plane

Over a two week span in April, I was on 8 different planes, making a total of 2 round trip flights.  While sitting and waiting for one of these, I encountered something I’ve seen before.
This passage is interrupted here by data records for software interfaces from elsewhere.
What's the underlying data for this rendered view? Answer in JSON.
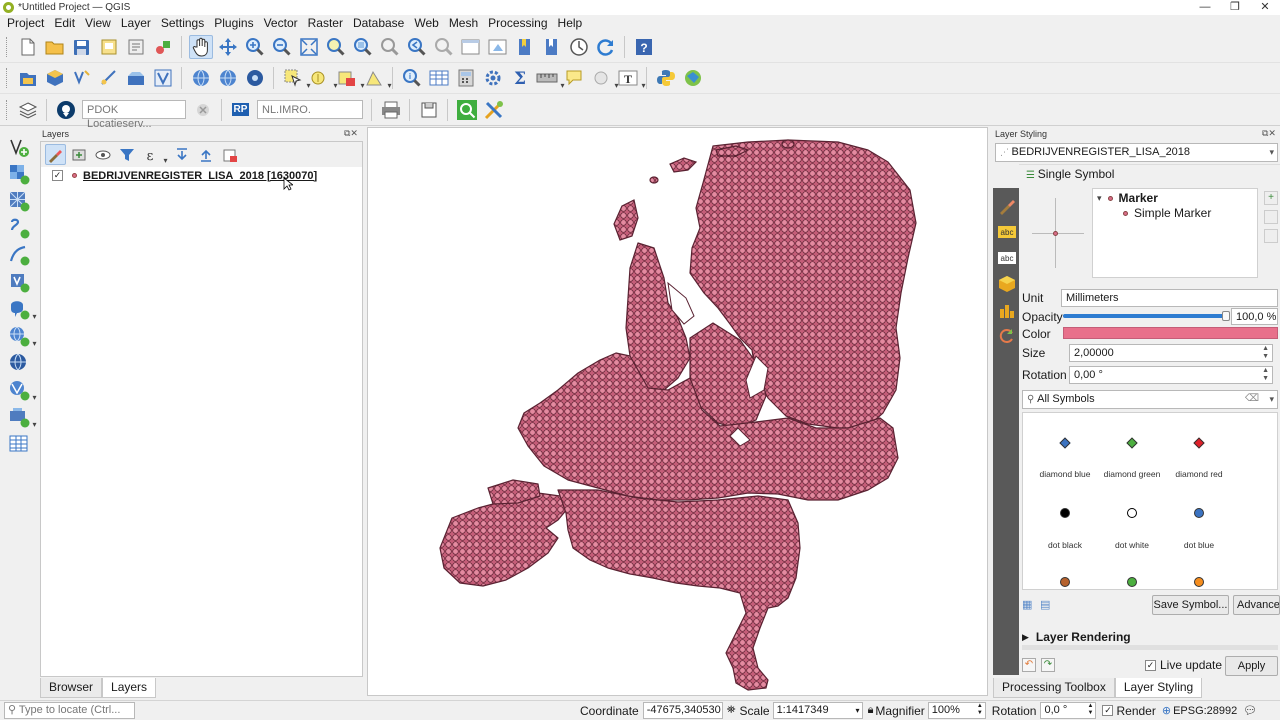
{
  "window": {
    "title": "*Untitled Project — QGIS",
    "min": "—",
    "max": "❐",
    "close": "✕"
  },
  "menu": [
    {
      "label": "Project"
    },
    {
      "label": "Edit"
    },
    {
      "label": "View"
    },
    {
      "label": "Layer"
    },
    {
      "label": "Settings"
    },
    {
      "label": "Plugins"
    },
    {
      "label": "Vector"
    },
    {
      "label": "Raster"
    },
    {
      "label": "Database"
    },
    {
      "label": "Web"
    },
    {
      "label": "Mesh"
    },
    {
      "label": "Processing"
    },
    {
      "label": "Help"
    }
  ],
  "toolbar3": {
    "locator_placeholder": "PDOK Locatieserv...",
    "rp_badge": "RP",
    "imro_placeholder": "NL.IMRO."
  },
  "layers_panel": {
    "title": "Layers",
    "layer": {
      "checked": "✓",
      "name": "BEDRIJVENREGISTER_LISA_2018 [1630070]"
    },
    "tabs": {
      "browser": "Browser",
      "layers": "Layers"
    }
  },
  "styling": {
    "title": "Layer Styling",
    "layer_combo": "BEDRIJVENREGISTER_LISA_2018",
    "renderer": "Single Symbol",
    "tree_marker": "Marker",
    "tree_simple": "Simple Marker",
    "unit_label": "Unit",
    "unit_value": "Millimeters",
    "opacity_label": "Opacity",
    "opacity_value": "100,0 %",
    "opacity_fraction": 1.0,
    "color_label": "Color",
    "color_value": "#e8708b",
    "size_label": "Size",
    "size_value": "2,00000",
    "rotation_label": "Rotation",
    "rotation_value": "0,00 °",
    "symbols_filter": "All Symbols",
    "symbols": [
      {
        "name": "diamond blue",
        "shape": "diamond",
        "color": "#3b73c1"
      },
      {
        "name": "diamond green",
        "shape": "diamond",
        "color": "#4caf3f"
      },
      {
        "name": "diamond red",
        "shape": "diamond",
        "color": "#e0202a"
      },
      {
        "name": "dot  black",
        "shape": "dot",
        "color": "#000000"
      },
      {
        "name": "dot  white",
        "shape": "dot",
        "color": "#ffffff"
      },
      {
        "name": "dot blue",
        "shape": "dot",
        "color": "#3b73c1"
      },
      {
        "name": "",
        "shape": "dot",
        "color": "#b5612c"
      },
      {
        "name": "",
        "shape": "dot",
        "color": "#4caf3f"
      },
      {
        "name": "",
        "shape": "dot",
        "color": "#f58d1e"
      }
    ],
    "save_symbol": "Save Symbol...",
    "advanced": "Advance",
    "layer_rendering": "Layer Rendering",
    "live_update": "Live update",
    "apply": "Apply",
    "tab_toolbox": "Processing Toolbox",
    "tab_styling": "Layer Styling"
  },
  "status": {
    "locate_placeholder": "Type to locate (Ctrl...",
    "coordinate_label": "Coordinate",
    "coordinate_value": "-47675,340530",
    "scale_label": "Scale",
    "scale_value": "1:1417349",
    "magnifier_label": "Magnifier",
    "magnifier_value": "100%",
    "rotation_label": "Rotation",
    "rotation_value": "0,0 °",
    "render_label": "Render",
    "crs": "EPSG:28992"
  },
  "colors": {
    "layer_fill": "#d96d88",
    "layer_stroke": "#5a2232",
    "accent": "#2e7cd1"
  }
}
Two total strangers, sitting next to each other.  One says to the other, ‘Would you please watch my stuff while I hit the restroom?’  I don’t get this.  These two guys had never met before, never spoken while they were sitting next to each other and had zero connection, yet somehow, there’s this implied contract between them that one is going to leave all his stuff under the guardianship of the other for the brief time that he’s going to be spending in the men’s room at LaGuardia.  I (who never talk to strangers) even asked the guy about it.  I mean, I just don’t get it.  I would rather take my stuff with me, before I would ask a total stranger to watch it for me.  What makes this one guy more trustworthy than any other guy in the airport waiting area?  Why him?

Maybe it’s my cynical Brooklyn self talking.  But I would never do this.

After all, I hate people.

 

Posted by: Catadromy | January 6, 2015

The Call Of The Native

I’m currently reading a collection of essays that have been written by writers who once lived in New York, but felt compelled by circumstance and fate to move out of the city.  The compilation is called Goodbye To All That: Writers On Loving And Leaving New York.  With a very few exceptions, the essay writers came from someplace to New York, spent some time there and then left.

Can you be a New Yorker, a true New Yorker, by any way other than birth?

I was a contestant on Jeopardy! not long ago.  The contestants provide some biographical information, either where you were born or where you live currently, and it gets used in your intro.  In my case, I chose to use the city of my birth—Brooklyn, as in, ‘originally from Brooklyn, New York.’  Being from Brooklyn seems to be quite a trend on Jeopardy!.  I was speaking with the current champion in the green room prior to taping.  He was also from Brooklyn.  So, of course, I asked him where in Brooklyn he was from.  When he replied, ‘Park Slope’, I thought, Oh, you’re one of thoseThose being hipsters, trend seekers, nouveaux, arrivistes.  You know, new-comers.

I, on the other hand, am OG.  Brooklyn born and bred.  I was from Brooklyn well before it was cool, hip or trendy.  We lived in Borough Park (still not a hot area, probably never will be).  My grandmother lived in Bensonhurst.  My parents married at the Masonic Temple on 13th Avenue.  My mother went to New Utrecht High School; my father to James Madison.  I was born in what was called at the time Israel Zion Hospital; it’s Maimonides now.

I used to roller skate (skates that attached to my shoes with a skate key) on uneven sidewalks, go to the candy store, hang out with my friends from the building, visit my cousins.  Got into occasional kid trouble.

But back to my moment in the Jeopardy! green room. When the current champion told me he lived in Park Slope, I asked him where he was from.  When he replied, ‘Woodland Hills’, I had my answer.  He wasn’t from Brooklyn.  He just lives there now.  He’s not a New Yorker.

A New Yorker is something you are, not something you become.

I may live in Los Angeles, but I’m from New York.

Older Posts »

Categories